EXERCISE PROMPT - If a record contains a picture, drop the picture and copy everything else exactly.

PROVIDED DATA -
+-------+

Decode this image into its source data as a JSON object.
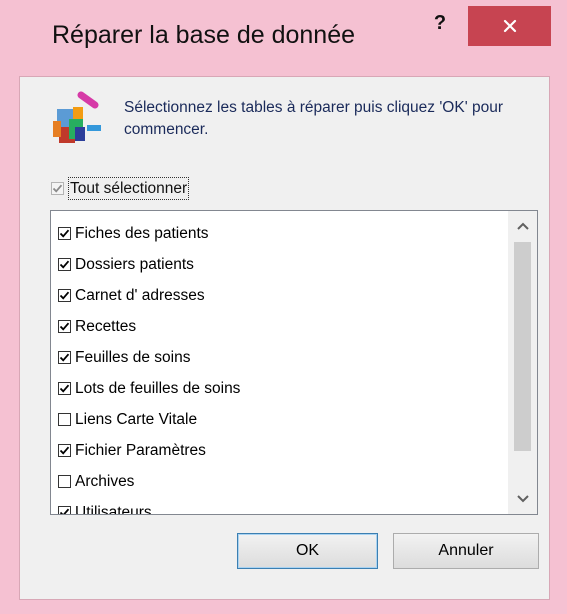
{
  "window": {
    "title": "Réparer la base de donnée",
    "help_label": "?",
    "colors": {
      "frame": "#f5c1d2",
      "close": "#c74451",
      "client": "#f0f0f0"
    }
  },
  "dialog": {
    "instructions": "Sélectionnez les tables à réparer puis cliquez 'OK' pour commencer.",
    "select_all": {
      "label": "Tout sélectionner",
      "checked": true,
      "disabled": true
    },
    "tables": [
      {
        "label": "Fiches des patients",
        "checked": true
      },
      {
        "label": "Dossiers patients",
        "checked": true
      },
      {
        "label": "Carnet d' adresses",
        "checked": true
      },
      {
        "label": "Recettes",
        "checked": true
      },
      {
        "label": "Feuilles de soins",
        "checked": true
      },
      {
        "label": "Lots de feuilles de soins",
        "checked": true
      },
      {
        "label": "Liens Carte Vitale",
        "checked": false
      },
      {
        "label": "Fichier Paramètres",
        "checked": true
      },
      {
        "label": "Archives",
        "checked": false
      },
      {
        "label": "Utilisateurs",
        "checked": true
      }
    ],
    "ok_label": "OK",
    "cancel_label": "Annuler"
  },
  "icons": {
    "app": "database-repair-icon",
    "close": "close-icon",
    "scroll_up": "chevron-up-icon",
    "scroll_down": "chevron-down-icon",
    "check": "check-icon"
  }
}
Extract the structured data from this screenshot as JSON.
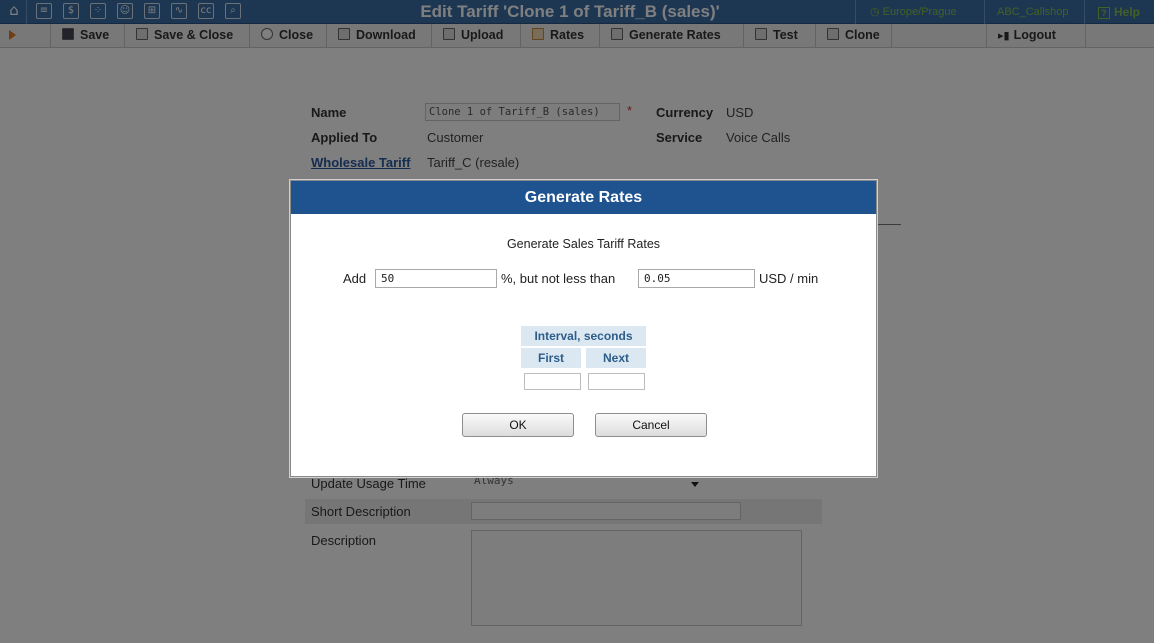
{
  "topbar": {
    "icons": [
      "home-icon",
      "list-icon",
      "dollar-icon",
      "grid-icon",
      "person-icon",
      "nodes-icon",
      "chart-icon",
      "cc-icon",
      "search-icon"
    ],
    "title": "Edit Tariff 'Clone 1 of Tariff_B (sales)'",
    "timezone": "Europe/Prague",
    "account": "ABC_Callshop",
    "help": "Help"
  },
  "toolbar": {
    "save": "Save",
    "save_close": "Save & Close",
    "close": "Close",
    "download": "Download",
    "upload": "Upload",
    "rates": "Rates",
    "generate_rates": "Generate Rates",
    "test": "Test",
    "clone": "Clone",
    "logout": "Logout"
  },
  "form": {
    "name_label": "Name",
    "name_value": "Clone 1 of Tariff_B (sales)",
    "required_mark": "*",
    "currency_label": "Currency",
    "currency_value": "USD",
    "applied_to_label": "Applied To",
    "applied_to_value": "Customer",
    "service_label": "Service",
    "service_value": "Voice Calls",
    "wholesale_label": "Wholesale Tariff",
    "wholesale_value": "Tariff_C (resale)",
    "update_usage_label": "Update Usage Time",
    "update_usage_value": "Always",
    "short_desc_label": "Short Description",
    "desc_label": "Description"
  },
  "dialog": {
    "title": "Generate Rates",
    "subtitle": "Generate Sales Tariff Rates",
    "add_label": "Add",
    "add_value": "50",
    "percent_label": "%,  but not less than",
    "min_value": "0.05",
    "unit_label": "USD / min",
    "interval_header": "Interval, seconds",
    "first_label": "First",
    "next_label": "Next",
    "first_value": "",
    "next_value": "",
    "ok": "OK",
    "cancel": "Cancel"
  },
  "colors": {
    "topbar": "#3a6ea6",
    "dialog_header": "#1f5390",
    "link_green": "#86c04a",
    "interval_header_bg": "#dbe8f2"
  }
}
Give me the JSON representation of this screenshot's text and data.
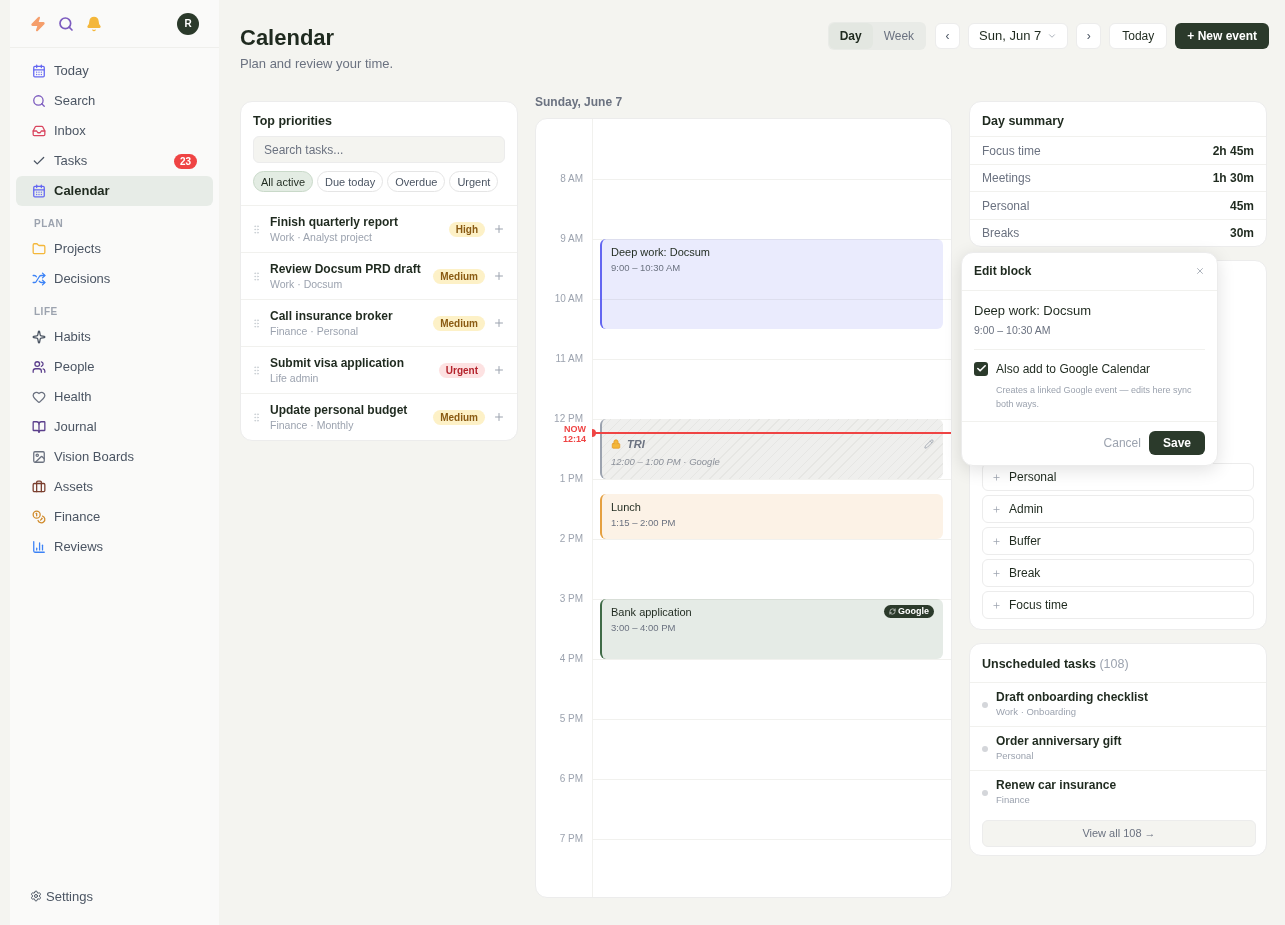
{
  "sidebar": {
    "avatar": "R",
    "nav": [
      {
        "label": "Today",
        "selected": false
      },
      {
        "label": "Search",
        "selected": false
      },
      {
        "label": "Inbox",
        "selected": false
      },
      {
        "label": "Tasks",
        "selected": false,
        "badge": "23"
      },
      {
        "label": "Calendar",
        "selected": true
      }
    ],
    "sections": [
      {
        "heading": "PLAN",
        "items": [
          {
            "label": "Projects",
            "selected": false
          },
          {
            "label": "Decisions",
            "selected": false
          }
        ]
      },
      {
        "heading": "LIFE",
        "items": [
          {
            "label": "Habits",
            "selected": false
          },
          {
            "label": "People",
            "selected": false
          },
          {
            "label": "Health",
            "selected": false
          },
          {
            "label": "Journal",
            "selected": false
          },
          {
            "label": "Vision Boards",
            "selected": false
          },
          {
            "label": "Assets",
            "selected": false
          },
          {
            "label": "Finance",
            "selected": false
          },
          {
            "label": "Reviews",
            "selected": false
          }
        ]
      }
    ],
    "footer": {
      "label": "Settings"
    }
  },
  "header": {
    "title": "Calendar",
    "subtitle": "Plan and review your time.",
    "views": [
      {
        "label": "Day",
        "selected": true
      },
      {
        "label": "Week",
        "selected": false
      }
    ],
    "prev": "‹",
    "date": "Sun, Jun 7",
    "next": "›",
    "today": "Today",
    "new_event": "+ New event"
  },
  "priorities": {
    "title": "Top priorities",
    "search": {
      "placeholder": "Search tasks..."
    },
    "filters": [
      {
        "label": "All active",
        "selected": true
      },
      {
        "label": "Due today",
        "selected": false
      },
      {
        "label": "Overdue",
        "selected": false
      },
      {
        "label": "Urgent",
        "selected": false
      }
    ],
    "tasks": [
      {
        "title": "Finish quarterly report",
        "meta": "Work · Analyst project",
        "priority": "High",
        "kind": "warn"
      },
      {
        "title": "Review Docsum PRD draft",
        "meta": "Work · Docsum",
        "priority": "Medium",
        "kind": "warn"
      },
      {
        "title": "Call insurance broker",
        "meta": "Finance · Personal",
        "priority": "Medium",
        "kind": "warn"
      },
      {
        "title": "Submit visa application",
        "meta": "Life admin",
        "priority": "Urgent",
        "kind": "urgent"
      },
      {
        "title": "Update personal budget",
        "meta": "Finance · Monthly",
        "priority": "Medium",
        "kind": "warn"
      }
    ]
  },
  "calendar": {
    "date": "Sunday, June 7",
    "hours": [
      "8 AM",
      "9 AM",
      "10 AM",
      "11 AM",
      "12 PM",
      "1 PM",
      "2 PM",
      "3 PM",
      "4 PM",
      "5 PM",
      "6 PM",
      "7 PM"
    ],
    "now": {
      "label": "NOW",
      "time": "12:14"
    },
    "events": [
      {
        "title": "Deep work: Docsum",
        "time": "9:00 – 10:30 AM",
        "kind": "block",
        "color": "#6366f1"
      },
      {
        "title": "TRI",
        "time": "12:00 – 1:00 PM · Google",
        "kind": "external",
        "color": "#9ca3af"
      },
      {
        "title": "Lunch",
        "time": "1:15 – 2:00 PM",
        "kind": "block",
        "color": "#e5a040"
      },
      {
        "title": "Bank application",
        "time": "3:00 – 4:00 PM",
        "kind": "block",
        "color": "#3f6b47",
        "badge": "Google"
      }
    ]
  },
  "summary": {
    "title": "Day summary",
    "rows": [
      {
        "label": "Focus time",
        "value": "2h 45m"
      },
      {
        "label": "Meetings",
        "value": "1h 30m"
      },
      {
        "label": "Personal",
        "value": "45m"
      },
      {
        "label": "Breaks",
        "value": "30m"
      }
    ]
  },
  "blocks": [
    "Personal",
    "Admin",
    "Buffer",
    "Break",
    "Focus time"
  ],
  "popover": {
    "title": "Edit block",
    "event_title": "Deep work: Docsum",
    "event_time": "9:00 – 10:30 AM",
    "checkbox": {
      "label": "Also add to Google Calendar",
      "checked": true,
      "hint": "Creates a linked Google event — edits here sync both ways."
    },
    "cancel": "Cancel",
    "save": "Save"
  },
  "unscheduled": {
    "title": "Unscheduled tasks",
    "count": "(108)",
    "tasks": [
      {
        "title": "Draft onboarding checklist",
        "meta": "Work · Onboarding"
      },
      {
        "title": "Order anniversary gift",
        "meta": "Personal"
      },
      {
        "title": "Renew car insurance",
        "meta": "Finance"
      }
    ],
    "view_all": "View all 108 →"
  }
}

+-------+

RESPONSE FOR THIS EXERCISE -
Decode this image into its source data as a JSON object.
{
  "window": {
    "title": "Réparer la base de donnée",
    "help_label": "?",
    "colors": {
      "frame": "#f5c1d2",
      "close": "#c74451",
      "client": "#f0f0f0"
    }
  },
  "dialog": {
    "instructions": "Sélectionnez les tables à réparer puis cliquez 'OK' pour commencer.",
    "select_all": {
      "label": "Tout sélectionner",
      "checked": true,
      "disabled": true
    },
    "tables": [
      {
        "label": "Fiches des patients",
        "checked": true
      },
      {
        "label": "Dossiers patients",
        "checked": true
      },
      {
        "label": "Carnet d' adresses",
        "checked": true
      },
      {
        "label": "Recettes",
        "checked": true
      },
      {
        "label": "Feuilles de soins",
        "checked": true
      },
      {
        "label": "Lots de feuilles de soins",
        "checked": true
      },
      {
        "label": "Liens Carte Vitale",
        "checked": false
      },
      {
        "label": "Fichier Paramètres",
        "checked": true
      },
      {
        "label": "Archives",
        "checked": false
      },
      {
        "label": "Utilisateurs",
        "checked": true
      }
    ],
    "ok_label": "OK",
    "cancel_label": "Annuler"
  },
  "icons": {
    "app": "database-repair-icon",
    "close": "close-icon",
    "scroll_up": "chevron-up-icon",
    "scroll_down": "chevron-down-icon",
    "check": "check-icon"
  }
}
Extract the structured data from this screenshot as JSON.
{
  "topbar": {
    "icons": [
      "home-icon",
      "list-icon",
      "dollar-icon",
      "grid-icon",
      "person-icon",
      "nodes-icon",
      "chart-icon",
      "cc-icon",
      "search-icon"
    ],
    "title": "Edit Tariff 'Clone 1 of Tariff_B (sales)'",
    "timezone": "Europe/Prague",
    "account": "ABC_Callshop",
    "help": "Help"
  },
  "toolbar": {
    "save": "Save",
    "save_close": "Save & Close",
    "close": "Close",
    "download": "Download",
    "upload": "Upload",
    "rates": "Rates",
    "generate_rates": "Generate Rates",
    "test": "Test",
    "clone": "Clone",
    "logout": "Logout"
  },
  "form": {
    "name_label": "Name",
    "name_value": "Clone 1 of Tariff_B (sales)",
    "required_mark": "*",
    "currency_label": "Currency",
    "currency_value": "USD",
    "applied_to_label": "Applied To",
    "applied_to_value": "Customer",
    "service_label": "Service",
    "service_value": "Voice Calls",
    "wholesale_label": "Wholesale Tariff",
    "wholesale_value": "Tariff_C (resale)",
    "update_usage_label": "Update Usage Time",
    "update_usage_value": "Always",
    "short_desc_label": "Short Description",
    "desc_label": "Description"
  },
  "dialog": {
    "title": "Generate Rates",
    "subtitle": "Generate Sales Tariff Rates",
    "add_label": "Add",
    "add_value": "50",
    "percent_label": "%,  but not less than",
    "min_value": "0.05",
    "unit_label": "USD / min",
    "interval_header": "Interval, seconds",
    "first_label": "First",
    "next_label": "Next",
    "first_value": "",
    "next_value": "",
    "ok": "OK",
    "cancel": "Cancel"
  },
  "colors": {
    "topbar": "#3a6ea6",
    "dialog_header": "#1f5390",
    "link_green": "#86c04a",
    "interval_header_bg": "#dbe8f2"
  }
}
Give me the JSON representation of this screenshot's text and data.
{
  "sidebar": {
    "avatar": "R",
    "nav": [
      {
        "label": "Today",
        "selected": false
      },
      {
        "label": "Search",
        "selected": false
      },
      {
        "label": "Inbox",
        "selected": false
      },
      {
        "label": "Tasks",
        "selected": false,
        "badge": "23"
      },
      {
        "label": "Calendar",
        "selected": true
      }
    ],
    "sections": [
      {
        "heading": "PLAN",
        "items": [
          {
            "label": "Projects",
            "selected": false
          },
          {
            "label": "Decisions",
            "selected": false
          }
        ]
      },
      {
        "heading": "LIFE",
        "items": [
          {
            "label": "Habits",
            "selected": false
          },
          {
            "label": "People",
            "selected": false
          },
          {
            "label": "Health",
            "selected": false
          },
          {
            "label": "Journal",
            "selected": false
          },
          {
            "label": "Vision Boards",
            "selected": false
          },
          {
            "label": "Assets",
            "selected": false
          },
          {
            "label": "Finance",
            "selected": false
          },
          {
            "label": "Reviews",
            "selected": false
          }
        ]
      }
    ],
    "footer": {
      "label": "Settings"
    }
  },
  "header": {
    "title": "Calendar",
    "subtitle": "Plan and review your time.",
    "views": [
      {
        "label": "Day",
        "selected": true
      },
      {
        "label": "Week",
        "selected": false
      }
    ],
    "prev": "‹",
    "date": "Sun, Jun 7",
    "next": "›",
    "today": "Today",
    "new_event": "+ New event"
  },
  "priorities": {
    "title": "Top priorities",
    "search": {
      "placeholder": "Search tasks..."
    },
    "filters": [
      {
        "label": "All active",
        "selected": true
      },
      {
        "label": "Due today",
        "selected": false
      },
      {
        "label": "Overdue",
        "selected": false
      },
      {
        "label": "Urgent",
        "selected": false
      }
    ],
    "tasks": [
      {
        "title": "Finish quarterly report",
        "meta": "Work · Analyst project",
        "priority": "High",
        "kind": "warn"
      },
      {
        "title": "Review Docsum PRD draft",
        "meta": "Work · Docsum",
        "priority": "Medium",
        "kind": "warn"
      },
      {
        "title": "Call insurance broker",
        "meta": "Finance · Personal",
        "priority": "Medium",
        "kind": "warn"
      },
      {
        "title": "Submit visa application",
        "meta": "Life admin",
        "priority": "Urgent",
        "kind": "urgent"
      },
      {
        "title": "Update personal budget",
        "meta": "Finance · Monthly",
        "priority": "Medium",
        "kind": "warn"
      }
    ]
  },
  "calendar": {
    "date": "Sunday, June 7",
    "hours": [
      "8 AM",
      "9 AM",
      "10 AM",
      "11 AM",
      "12 PM",
      "1 PM",
      "2 PM",
      "3 PM",
      "4 PM",
      "5 PM",
      "6 PM",
      "7 PM"
    ],
    "now": {
      "label": "NOW",
      "time": "12:14"
    },
    "events": [
      {
        "title": "Deep work: Docsum",
        "time": "9:00 – 10:30 AM",
        "kind": "block",
        "color": "#6366f1"
      },
      {
        "title": "TRI",
        "time": "12:00 – 1:00 PM · Google",
        "kind": "external",
        "color": "#9ca3af"
      },
      {
        "title": "Lunch",
        "time": "1:15 – 2:00 PM",
        "kind": "block",
        "color": "#e5a040"
      },
      {
        "title": "Bank application",
        "time": "3:00 – 4:00 PM",
        "kind": "block",
        "color": "#3f6b47",
        "badge": "Google"
      }
    ]
  },
  "summary": {
    "title": "Day summary",
    "rows": [
      {
        "label": "Focus time",
        "value": "2h 45m"
      },
      {
        "label": "Meetings",
        "value": "1h 30m"
      },
      {
        "label": "Personal",
        "value": "45m"
      },
      {
        "label": "Breaks",
        "value": "30m"
      }
    ]
  },
  "blocks": [
    "Personal",
    "Admin",
    "Buffer",
    "Break",
    "Focus time"
  ],
  "popover": {
    "title": "Edit block",
    "event_title": "Deep work: Docsum",
    "event_time": "9:00 – 10:30 AM",
    "checkbox": {
      "label": "Also add to Google Calendar",
      "checked": true,
      "hint": "Creates a linked Google event — edits here sync both ways."
    },
    "cancel": "Cancel",
    "save": "Save"
  },
  "unscheduled": {
    "title": "Unscheduled tasks",
    "count": "(108)",
    "tasks": [
      {
        "title": "Draft onboarding checklist",
        "meta": "Work · Onboarding"
      },
      {
        "title": "Order anniversary gift",
        "meta": "Personal"
      },
      {
        "title": "Renew car insurance",
        "meta": "Finance"
      }
    ],
    "view_all": "View all 108 →"
  }
}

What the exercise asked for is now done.